Are you weary? Are you burdened? “Then come and take my yoke upon you”, says Jesus.
Now I don’t know about you, but I have to confess that that leaves me a little disappointed.
Some of us did the North Downs Challenge last weekend. That was a long walk, but we didn’t have to take that much stuff. If you’ve ever had to carry a full backpack, you’ll know it gets really tiring. If you’ve climbed a mountain – tent, food, water. Pounds and pounds to carry. It makes such a difference that you weigh everyone’s rucksacks before you start, so nobody is having to carry an unfair amount of weight, to slow them down further.
And then you get to your lunch stop. You sit down to eat your sandwiches. And the most glorious bit of all is that you get to take off your rucksack. Take the weight off your shoulders.
Which is why it’s a teeny bit disappointing to hear what Jesus says here. “Are you weary? Are you heavy-laden? Are you burdened? Then come to me,” says Jesus. “Let me take that load off you.”
So far, so good. But then he says, “And here, carry this instead.”
Which is why we need to read on. Verse 30: “For my yoke is easy and my burden is light.”
There’s the paradox. All the other loads we carry through life are heavy. They weigh us down. But taking Jesus’ yoke on our shoulders is easy. It’s light. It’s the best path through life that there is.
And there are two reasons why it’s easy. Why it’s light.
There’s the character of Jesus. “Take my yoke upon you and learn from me, for I am gentle and humble in heart”. Or you could even translate that as “kind”. Jesus is not a despot. He’s not a task master, who seeks to weigh us down for his own amusement, use us to make his life easier. He’s incredibly gentle. He’s wonderfully kind. He doesn’t give us anything to do, except he also gives us the help and strength we need to carry the load.
The character of Jesus. But also the character of his teachings. The teachers of Jesus’ day loaded people up like packhorses with a thousand things they had to do before breakfast. The minutiae of all God’s Old Testament law, and a bucket-load of their own rules and requirements thrown in to season the menu. Whereas Jesus calls us to have hearts that love God. We love God, so we pore over our Bibles to find out what pleases him. But we’re living in a relationship with the living God, not trying to tick the boxes of a rulebook.
“Come to me, all you who are weary and burdened, and I will give you rest. Take my yoke upon you and learn from me, for I am gentle and humble in heart, and you will find rest for your souls. For my yoke is easy and my burden is light.”

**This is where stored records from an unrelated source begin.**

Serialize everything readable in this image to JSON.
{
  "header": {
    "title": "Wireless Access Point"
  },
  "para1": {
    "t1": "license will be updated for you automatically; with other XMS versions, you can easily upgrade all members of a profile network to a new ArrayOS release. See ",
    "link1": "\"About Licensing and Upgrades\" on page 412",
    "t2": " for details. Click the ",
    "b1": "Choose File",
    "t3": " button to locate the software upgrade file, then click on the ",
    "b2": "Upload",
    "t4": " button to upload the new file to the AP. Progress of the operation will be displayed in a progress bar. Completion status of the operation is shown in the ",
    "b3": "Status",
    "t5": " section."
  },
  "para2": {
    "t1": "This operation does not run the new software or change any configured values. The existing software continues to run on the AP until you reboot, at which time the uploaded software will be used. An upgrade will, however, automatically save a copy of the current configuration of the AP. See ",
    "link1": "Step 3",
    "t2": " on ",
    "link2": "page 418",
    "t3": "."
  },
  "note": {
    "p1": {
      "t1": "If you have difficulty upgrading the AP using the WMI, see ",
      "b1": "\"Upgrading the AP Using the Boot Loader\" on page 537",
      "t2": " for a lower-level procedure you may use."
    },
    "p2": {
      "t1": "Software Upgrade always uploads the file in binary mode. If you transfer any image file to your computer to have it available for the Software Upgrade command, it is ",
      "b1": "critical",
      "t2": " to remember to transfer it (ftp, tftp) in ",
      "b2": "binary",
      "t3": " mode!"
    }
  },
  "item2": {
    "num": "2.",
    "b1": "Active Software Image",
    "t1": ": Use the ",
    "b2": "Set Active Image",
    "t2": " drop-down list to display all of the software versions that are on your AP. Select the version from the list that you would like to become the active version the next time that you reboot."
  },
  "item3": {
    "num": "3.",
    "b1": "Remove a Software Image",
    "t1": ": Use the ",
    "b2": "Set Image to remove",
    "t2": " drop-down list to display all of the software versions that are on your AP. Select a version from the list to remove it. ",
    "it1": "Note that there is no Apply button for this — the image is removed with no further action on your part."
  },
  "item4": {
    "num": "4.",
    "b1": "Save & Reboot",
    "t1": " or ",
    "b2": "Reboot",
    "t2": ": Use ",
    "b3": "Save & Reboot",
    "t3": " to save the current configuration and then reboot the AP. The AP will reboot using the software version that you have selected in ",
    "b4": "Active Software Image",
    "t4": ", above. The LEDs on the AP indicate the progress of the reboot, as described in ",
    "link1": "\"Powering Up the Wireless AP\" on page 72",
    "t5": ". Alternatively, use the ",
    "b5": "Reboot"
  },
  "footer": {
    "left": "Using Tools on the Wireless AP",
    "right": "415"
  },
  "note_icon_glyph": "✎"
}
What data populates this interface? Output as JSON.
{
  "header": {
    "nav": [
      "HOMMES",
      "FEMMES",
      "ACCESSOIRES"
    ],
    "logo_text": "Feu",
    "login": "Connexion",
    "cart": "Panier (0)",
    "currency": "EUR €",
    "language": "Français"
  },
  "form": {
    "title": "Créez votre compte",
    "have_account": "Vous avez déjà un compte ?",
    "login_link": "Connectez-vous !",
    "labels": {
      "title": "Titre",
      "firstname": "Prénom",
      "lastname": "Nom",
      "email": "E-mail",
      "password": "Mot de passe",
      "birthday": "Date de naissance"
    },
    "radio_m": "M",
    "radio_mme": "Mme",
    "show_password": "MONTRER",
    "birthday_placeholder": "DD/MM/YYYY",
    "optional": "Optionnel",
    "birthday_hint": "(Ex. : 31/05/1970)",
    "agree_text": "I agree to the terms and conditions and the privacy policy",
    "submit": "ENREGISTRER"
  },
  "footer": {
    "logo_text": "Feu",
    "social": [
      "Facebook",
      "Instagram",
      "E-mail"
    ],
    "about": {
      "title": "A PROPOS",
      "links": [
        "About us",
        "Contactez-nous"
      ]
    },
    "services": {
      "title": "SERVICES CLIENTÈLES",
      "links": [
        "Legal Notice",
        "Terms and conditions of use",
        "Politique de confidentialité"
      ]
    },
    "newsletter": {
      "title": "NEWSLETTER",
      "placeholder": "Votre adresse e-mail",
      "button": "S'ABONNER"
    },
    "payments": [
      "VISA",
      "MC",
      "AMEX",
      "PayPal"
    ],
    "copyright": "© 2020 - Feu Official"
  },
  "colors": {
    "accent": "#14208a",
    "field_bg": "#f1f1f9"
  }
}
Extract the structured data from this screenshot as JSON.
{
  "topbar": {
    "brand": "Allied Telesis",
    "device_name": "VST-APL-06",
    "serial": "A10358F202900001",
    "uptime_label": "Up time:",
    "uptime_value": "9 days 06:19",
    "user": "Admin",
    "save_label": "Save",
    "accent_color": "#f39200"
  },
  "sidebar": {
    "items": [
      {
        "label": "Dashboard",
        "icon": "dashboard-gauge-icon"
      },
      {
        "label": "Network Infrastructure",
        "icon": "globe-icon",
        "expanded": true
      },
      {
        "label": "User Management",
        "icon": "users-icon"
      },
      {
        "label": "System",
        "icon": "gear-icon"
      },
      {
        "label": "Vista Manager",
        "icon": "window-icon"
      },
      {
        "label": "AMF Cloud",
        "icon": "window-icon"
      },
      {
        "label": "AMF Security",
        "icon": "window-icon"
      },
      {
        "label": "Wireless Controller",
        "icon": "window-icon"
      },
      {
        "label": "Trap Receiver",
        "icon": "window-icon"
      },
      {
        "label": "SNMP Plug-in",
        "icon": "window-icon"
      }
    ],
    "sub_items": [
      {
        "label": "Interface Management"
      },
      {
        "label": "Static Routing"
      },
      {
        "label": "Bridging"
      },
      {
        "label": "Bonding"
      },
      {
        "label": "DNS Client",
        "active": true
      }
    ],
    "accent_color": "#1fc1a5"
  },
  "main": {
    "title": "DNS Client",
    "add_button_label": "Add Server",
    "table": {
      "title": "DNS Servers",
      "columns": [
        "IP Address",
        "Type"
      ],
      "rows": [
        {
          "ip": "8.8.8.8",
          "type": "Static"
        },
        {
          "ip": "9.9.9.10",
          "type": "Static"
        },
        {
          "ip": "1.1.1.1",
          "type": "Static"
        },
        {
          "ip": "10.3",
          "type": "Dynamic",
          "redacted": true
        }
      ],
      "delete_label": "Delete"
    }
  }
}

That’s the destination for everyone who comes to Jesus, takes his yoke upon him. True, lasting, rest.
This is so much more than a holiday, or a nap.
Ever since the Fall in the Garden of Eden, like on earth has been marked by pain. Marked by frustration. Marked by futility. The story of the Bible, from Genesis 4 on, is God inviting his people to join him in the rest that he’s been enjoying since the world was made. First came Noah. His name meant “rest”. Perhaps he would give us rest at last. But he didn’t. After the flood, his sinful heart led people astray just as quickly as before.
Then God led his people into the land of Canaan, a land of rest. But they were unfaithful, so they didn’t stay in the land. They were kicked out. And so the pain, the captivity, the frustration went on.
Until now at last, Matthew chapter 11, Jesus comes and offers us true rest. Finally, here is someone who can deliver on that promise. He promises actual release from all that spoils life. We get a taste of it in this life, as we get to go through life with his glorious light load on our backs. And then one day Jesus will return. And when he does so, all pain and suffering, all death and sorrow, will cease. And then our lives will be the true rest for which we were made.
That’s the invitation. Are you weary? Are you burdened? Don’t be smart. Be like a child. Come to him. Take his yoke, because it’s light. And find rest for your soul.